Certain brain changes that are common in normal aging are not the beginnings of Alzheimer's disease.
Certain brain changes that are common in normal aging are not the beginnings of Alzheimer's disease. Recent research by cognitive aging experts suggests that changes related to Alzheimer's disease appear in distinct regions of the brain and reflect unique pathology compared with changes that occur in older adults without dementia.
"We're getting a better understanding of the complex constellation of factors that change [in the brain] with aging," said Howard Hughes Medical Institute researcher Randy L. Buckner of Washington University in St. Louis. "When you start to look across the literature, lots of data points converge suggesting there are certain changes that take place in aging that are not what cause Alzheimer's disease."

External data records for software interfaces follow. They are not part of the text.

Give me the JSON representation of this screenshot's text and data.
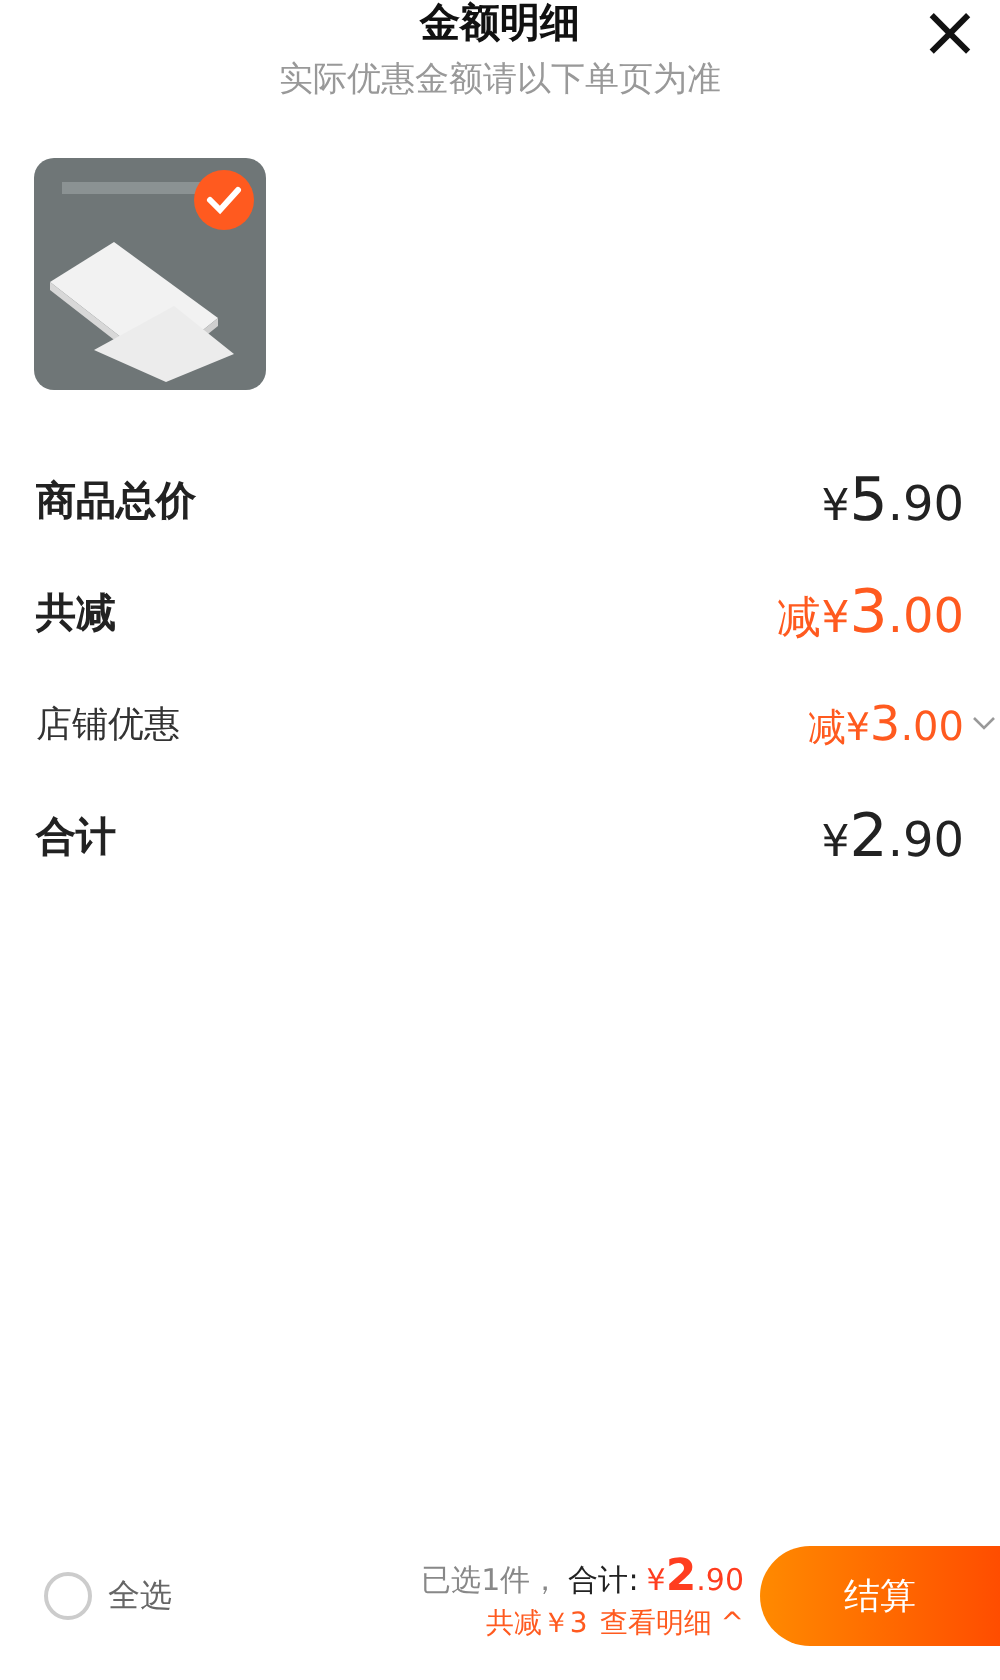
{
  "header": {
    "title": "金额明细",
    "subtitle": "实际优惠金额请以下单页为准",
    "close": "×"
  },
  "product": {
    "selected": true
  },
  "rows": [
    {
      "label": "商品总价",
      "prefix": "¥",
      "whole": "5",
      "fraction": ".90",
      "kind": "main",
      "discount": false,
      "expandable": false
    },
    {
      "label": "共减",
      "prefix": "减¥",
      "whole": "3",
      "fraction": ".00",
      "kind": "main",
      "discount": true,
      "expandable": false
    },
    {
      "label": "店铺优惠",
      "prefix": "减¥",
      "whole": "3",
      "fraction": ".00",
      "kind": "sub",
      "discount": true,
      "expandable": true
    },
    {
      "label": "合计",
      "prefix": "¥",
      "whole": "2",
      "fraction": ".90",
      "kind": "main",
      "discount": false,
      "expandable": false
    }
  ],
  "footer": {
    "select_all": {
      "label": "全选",
      "checked": false
    },
    "count": "已选1件，",
    "total_label": "合计:",
    "total_prefix": "¥",
    "total_whole": "2",
    "total_fraction": ".90",
    "saving": "共减￥3",
    "details": "查看明细 ^",
    "checkout": "结算"
  }
}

When you start to look across the literature, lots of data points converge suggesting there are certain changes that take place in aging that are not what cause Alzheimers disease.

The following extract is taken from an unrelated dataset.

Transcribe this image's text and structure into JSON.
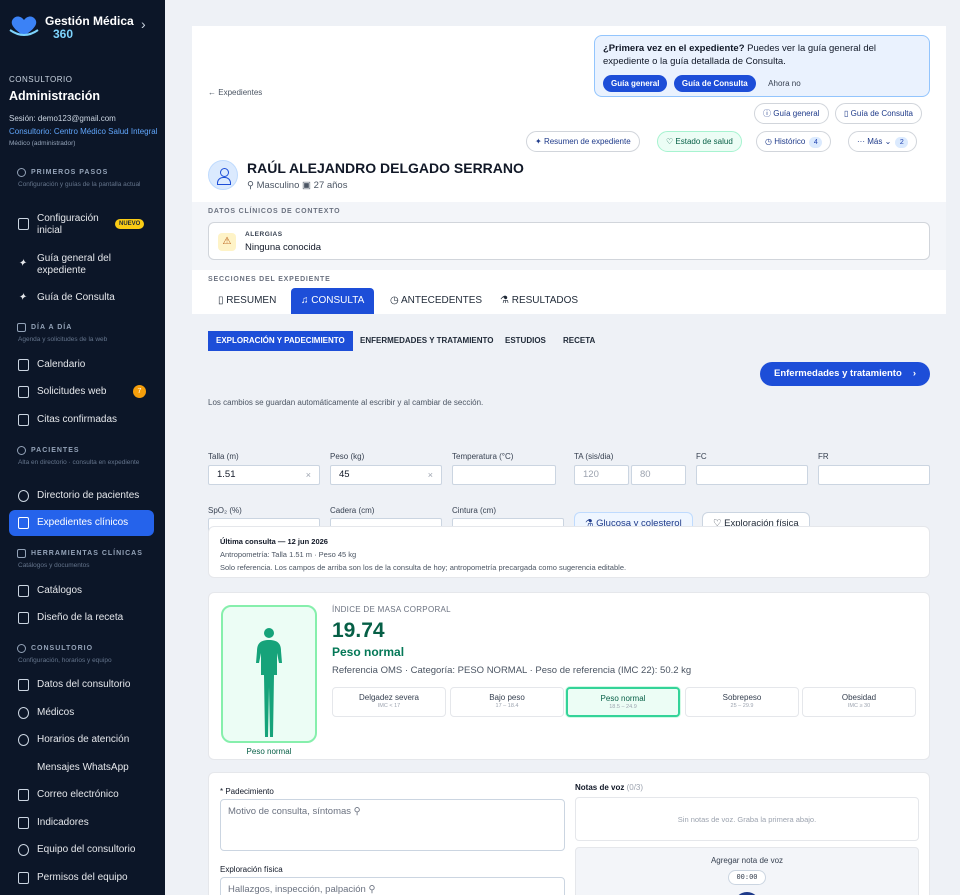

Randy L. Buckner
Buckner is the author of a review article published in the September 30, 2004, issue of Neuron, that points out recurring distinctions between factors that influence what he calls executive function, which more commonly falters with normal aging, and the decline in long-term memory typical of Alzheimer's. Executive function involves the cognitive processes used to complete complex, goal-oriented tasks. Elderly individuals with no symptoms of dementia may have difficulty attending to one thing when distractions are present, for example, or they may experience difficulties in complex, novel situations.
Buckner says the data suggest that changes in executive function are due to age-associated influences on frontal-striatal circuits of the brain, including an area called the corpus callosum — a tract of white matter that connects the two cerebral hemispheres. The accelerated memory loss of Alzheimer's disease is more likely due to changes in the medial temporal lobe memory system, which includes the hippocampus.
For brain changes in non-demented aging, Buckner reviews studies that use structural magnetic resonance imaging (MRI) images to link white matter lesions in the anterior part of the brain with the severity of cognitive dysfunction. Hypertension and accompanying vascular compromise is a salient predictor of white-matter damage. Other studies directly implicate dopamine as an important neurotransmitter that participates in frontal executive function and declines with age. Researchers are still unclear as to how anatomical deterioration and neurotransmitter depletion relate to each other and to executive impairment.
The review includes data from traditional pathological and volumetric analyses, studies of rare genetic mutations, and functional imaging methods such as positron emission tomography (PET) and functional MRI in healthy adults and individuals with Alzheimer's disease, as well as new techniques that enable imaging of amyloid plaques in people living with Alzheimer's. Together, these point toward a disrupted network in the brains of patients with Alzheimer's disease, which includes the medial temporal lobe and other regions of the brain that undergo atrophy and reduced glucose metabolism, and appear to be involved in memory impairment. "We see profound disturbances in the medial temporal lobe memory system across methods—in studies of volume, function, and now showing what we think is the pathology in Alzheimer's disease," Buckner said.
A paper published in the September 15, 2004, issue of Cerebral Cortex by Buckner and colleagues adds more evidence to the argument that some age-associated causes of memory impairment are not the initial stages of Alzheimer's disease. "Our goal was to examine whether typical aging and Alzheimer's disease are on a continuum or distinct," explained lead author and HHMI research associate Denise Head. The researchers used MRI to measure the volume of two regions of the brain previously linked with age-associated changes: the corpus callosum, and the medial temporal lobe.
Comparing volume in young adults, older adults without dementia, and individuals with mild dementia of the Alzheimer type, they found clear differences between the effects of normal aging and Alzheimer's disease. According to Head, the corpus callosum was smaller in older adults, regardless of whether they had dementia. In contrast, volume reductions in the hippocampus were markedly accelerated and larger in people with Alzheimer's disease.
"What we call aging is actually a conjunction of disruption of two different brain systems," said William Jagust at the University of California, Berkeley. "Randy has done a very nice job of showing how these two systems produce different behavioral changes and are probably related to different pathological processes. I think it's probably going to be the way many people start to think of cognitive aging."
Buckner said he hopes the review will help researchers consider the aging condition as the outcome of multiple factors. "We need to look at them as potential separate causes that interact with each other." He added that the field is moving toward integrating divergent research methods to relate underlying molecular events to behavioral changes.
"I'm very interested in learning what these multiple factors are—those that affect executive function in non-demented aging and those that affect core memory systems that are severely disturbed in AD," he continued. "We're trying to understand these things on a mechanistic level. With new methods to image amyloid deposition, we can look within the context of how the deposits change structure and function of the brain. Are there antecedent causes? Are some individuals more at risk? Are some areas of the brain more vulnerable and is that why memory is more affected?"